*Exercise*
Output every line below as it stands, dropping only the images.

*Extracted information*
· · ·

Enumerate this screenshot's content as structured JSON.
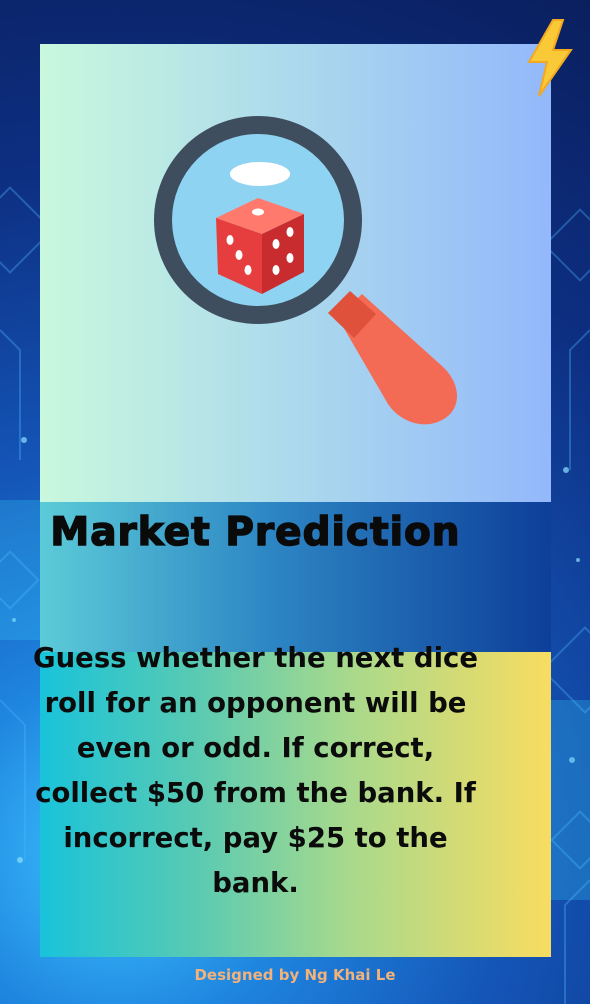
{
  "card": {
    "title": "Market Prediction",
    "description": "Guess whether the next dice roll for an opponent will be even or odd. If correct, collect $50 from the bank. If incorrect, pay $25 to the bank.",
    "illustration": "magnifying-glass-dice-icon",
    "corner_icon": "lightning-bolt-icon"
  },
  "footer": {
    "credit": "Designed by Ng Khai Le"
  },
  "colors": {
    "title_text": "#0a0a0a",
    "credit_text": "#f2b27a",
    "bolt": "#f9c937",
    "dice": "#e63e3e",
    "handle": "#f36b55",
    "lens_frame": "#3e4e5f"
  }
}
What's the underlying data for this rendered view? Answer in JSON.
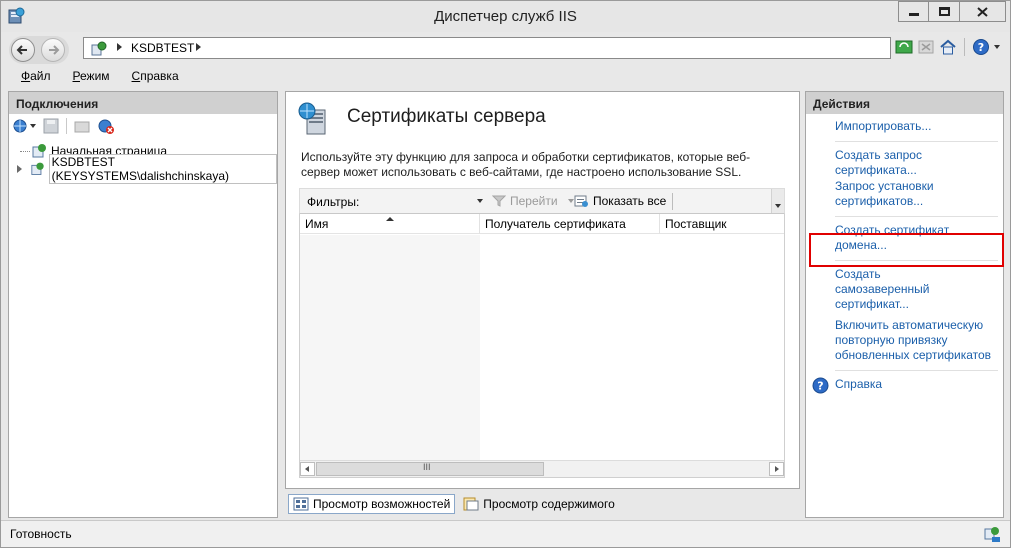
{
  "window": {
    "title": "Диспетчер служб IIS",
    "controls": [
      "minimize",
      "maximize",
      "close"
    ]
  },
  "address_bar": {
    "crumbs": [
      "KSDBTEST"
    ]
  },
  "menu": {
    "items": [
      {
        "label": "Файл",
        "hotkey": "Ф"
      },
      {
        "label": "Режим",
        "hotkey": "Р"
      },
      {
        "label": "Справка",
        "hotkey": "С"
      }
    ]
  },
  "connections": {
    "header": "Подключения",
    "tree": [
      {
        "label": "Начальная страница",
        "expandable": false
      },
      {
        "label": "KSDBTEST (KEYSYSTEMS\\dalishchinskaya)",
        "expandable": true
      }
    ]
  },
  "center": {
    "title": "Сертификаты сервера",
    "description": "Используйте эту функцию для запроса и обработки сертификатов, которые веб-сервер может использовать с веб-сайтами, где настроено использование SSL.",
    "filter_label": "Фильтры:",
    "filter_value": "",
    "go_label": "Перейти",
    "show_all_label": "Показать все",
    "columns": [
      "Имя",
      "Получатель сертификата",
      "Поставщик"
    ],
    "rows": [],
    "scrollbar_thumb_symbol": "III"
  },
  "view_tabs": {
    "features": "Просмотр возможностей",
    "content": "Просмотр содержимого"
  },
  "actions": {
    "header": "Действия",
    "items": [
      {
        "label": "Импортировать...",
        "icon": ""
      },
      {
        "label": "Создать запрос сертификата...",
        "icon": ""
      },
      {
        "label": "Запрос установки сертификатов...",
        "icon": ""
      },
      {
        "label": "Создать сертификат домена...",
        "icon": ""
      },
      {
        "label": "Создать самозаверенный сертификат...",
        "icon": "",
        "highlighted": true
      },
      {
        "label": "Включить автоматическую повторную привязку обновленных сертификатов",
        "icon": ""
      },
      {
        "label": "Справка",
        "icon": "help-icon"
      }
    ],
    "highlight_color": "#e00000",
    "link_color": "#1b5faa"
  },
  "status": {
    "text": "Готовность"
  }
}
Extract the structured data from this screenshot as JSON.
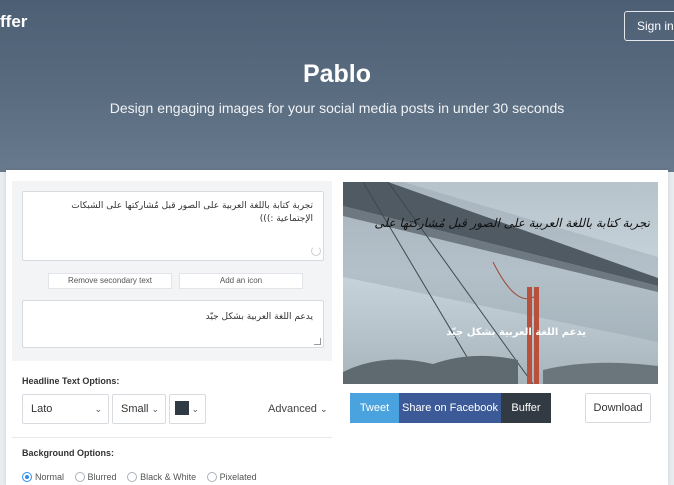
{
  "header": {
    "logo": "ffer",
    "signin_label": "Sign in or",
    "title": "Pablo",
    "subtitle": "Design engaging images for your social media posts in under 30 seconds"
  },
  "editor": {
    "headline_lines": [
      "تجربة كتابة باللغة العربية على الصور قبل مُشاركتها على الشبكات",
      "الإجتماعية :)))"
    ],
    "remove_secondary_label": "Remove secondary text",
    "add_icon_label": "Add an icon",
    "secondary_text": "يدعم اللغة العربية بشكل جيّد",
    "headline_options_label": "Headline Text Options:",
    "font_value": "Lato",
    "size_value": "Small",
    "text_color": "#2f3a45",
    "advanced_label": "Advanced",
    "background_options_label": "Background Options:",
    "background_options": [
      {
        "label": "Normal",
        "selected": true
      },
      {
        "label": "Blurred",
        "selected": false
      },
      {
        "label": "Black & White",
        "selected": false
      },
      {
        "label": "Pixelated",
        "selected": false
      }
    ]
  },
  "preview": {
    "headline_text": "تجربة كتابة باللغة العربية على الصور قبل مُشاركتها على",
    "secondary_text": "يدعم اللغة العربية بشكل جيّد"
  },
  "actions": {
    "tweet_label": "Tweet",
    "facebook_label": "Share on Facebook",
    "buffer_label": "Buffer",
    "download_label": "Download"
  },
  "colors": {
    "tweet": "#4aa3df",
    "facebook": "#3d5a98",
    "buffer": "#323b43",
    "radio_selected": "#2d8cf0"
  }
}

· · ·

*Your response*
Enumerate this screenshot's content as structured JSON.
{
  "card": {
    "title": "Market Prediction",
    "description": "Guess whether the next dice roll for an opponent will be even or odd. If correct, collect $50 from the bank. If incorrect, pay $25 to the bank.",
    "illustration": "magnifying-glass-dice-icon",
    "corner_icon": "lightning-bolt-icon"
  },
  "footer": {
    "credit": "Designed by Ng Khai Le"
  },
  "colors": {
    "title_text": "#0a0a0a",
    "credit_text": "#f2b27a",
    "bolt": "#f9c937",
    "dice": "#e63e3e",
    "handle": "#f36b55",
    "lens_frame": "#3e4e5f"
  }
}
What's the underlying data for this rendered view? Answer in JSON.
{
  "window": {
    "title": "Диспетчер служб IIS",
    "controls": [
      "minimize",
      "maximize",
      "close"
    ]
  },
  "address_bar": {
    "crumbs": [
      "KSDBTEST"
    ]
  },
  "menu": {
    "items": [
      {
        "label": "Файл",
        "hotkey": "Ф"
      },
      {
        "label": "Режим",
        "hotkey": "Р"
      },
      {
        "label": "Справка",
        "hotkey": "С"
      }
    ]
  },
  "connections": {
    "header": "Подключения",
    "tree": [
      {
        "label": "Начальная страница",
        "expandable": false
      },
      {
        "label": "KSDBTEST (KEYSYSTEMS\\dalishchinskaya)",
        "expandable": true
      }
    ]
  },
  "center": {
    "title": "Сертификаты сервера",
    "description": "Используйте эту функцию для запроса и обработки сертификатов, которые веб-сервер может использовать с веб-сайтами, где настроено использование SSL.",
    "filter_label": "Фильтры:",
    "filter_value": "",
    "go_label": "Перейти",
    "show_all_label": "Показать все",
    "columns": [
      "Имя",
      "Получатель сертификата",
      "Поставщик"
    ],
    "rows": [],
    "scrollbar_thumb_symbol": "III"
  },
  "view_tabs": {
    "features": "Просмотр возможностей",
    "content": "Просмотр содержимого"
  },
  "actions": {
    "header": "Действия",
    "items": [
      {
        "label": "Импортировать...",
        "icon": ""
      },
      {
        "label": "Создать запрос сертификата...",
        "icon": ""
      },
      {
        "label": "Запрос установки сертификатов...",
        "icon": ""
      },
      {
        "label": "Создать сертификат домена...",
        "icon": ""
      },
      {
        "label": "Создать самозаверенный сертификат...",
        "icon": "",
        "highlighted": true
      },
      {
        "label": "Включить автоматическую повторную привязку обновленных сертификатов",
        "icon": ""
      },
      {
        "label": "Справка",
        "icon": "help-icon"
      }
    ],
    "highlight_color": "#e00000",
    "link_color": "#1b5faa"
  },
  "status": {
    "text": "Готовность"
  }
}
Extract the structured data from this screenshot as JSON.
{
  "header": {
    "logo": "ffer",
    "signin_label": "Sign in or",
    "title": "Pablo",
    "subtitle": "Design engaging images for your social media posts in under 30 seconds"
  },
  "editor": {
    "headline_lines": [
      "تجربة كتابة باللغة العربية على الصور قبل مُشاركتها على الشبكات",
      "الإجتماعية :)))"
    ],
    "remove_secondary_label": "Remove secondary text",
    "add_icon_label": "Add an icon",
    "secondary_text": "يدعم اللغة العربية بشكل جيّد",
    "headline_options_label": "Headline Text Options:",
    "font_value": "Lato",
    "size_value": "Small",
    "text_color": "#2f3a45",
    "advanced_label": "Advanced",
    "background_options_label": "Background Options:",
    "background_options": [
      {
        "label": "Normal",
        "selected": true
      },
      {
        "label": "Blurred",
        "selected": false
      },
      {
        "label": "Black & White",
        "selected": false
      },
      {
        "label": "Pixelated",
        "selected": false
      }
    ]
  },
  "preview": {
    "headline_text": "تجربة كتابة باللغة العربية على الصور قبل مُشاركتها على",
    "secondary_text": "يدعم اللغة العربية بشكل جيّد"
  },
  "actions": {
    "tweet_label": "Tweet",
    "facebook_label": "Share on Facebook",
    "buffer_label": "Buffer",
    "download_label": "Download"
  },
  "colors": {
    "tweet": "#4aa3df",
    "facebook": "#3d5a98",
    "buffer": "#323b43",
    "radio_selected": "#2d8cf0"
  }
}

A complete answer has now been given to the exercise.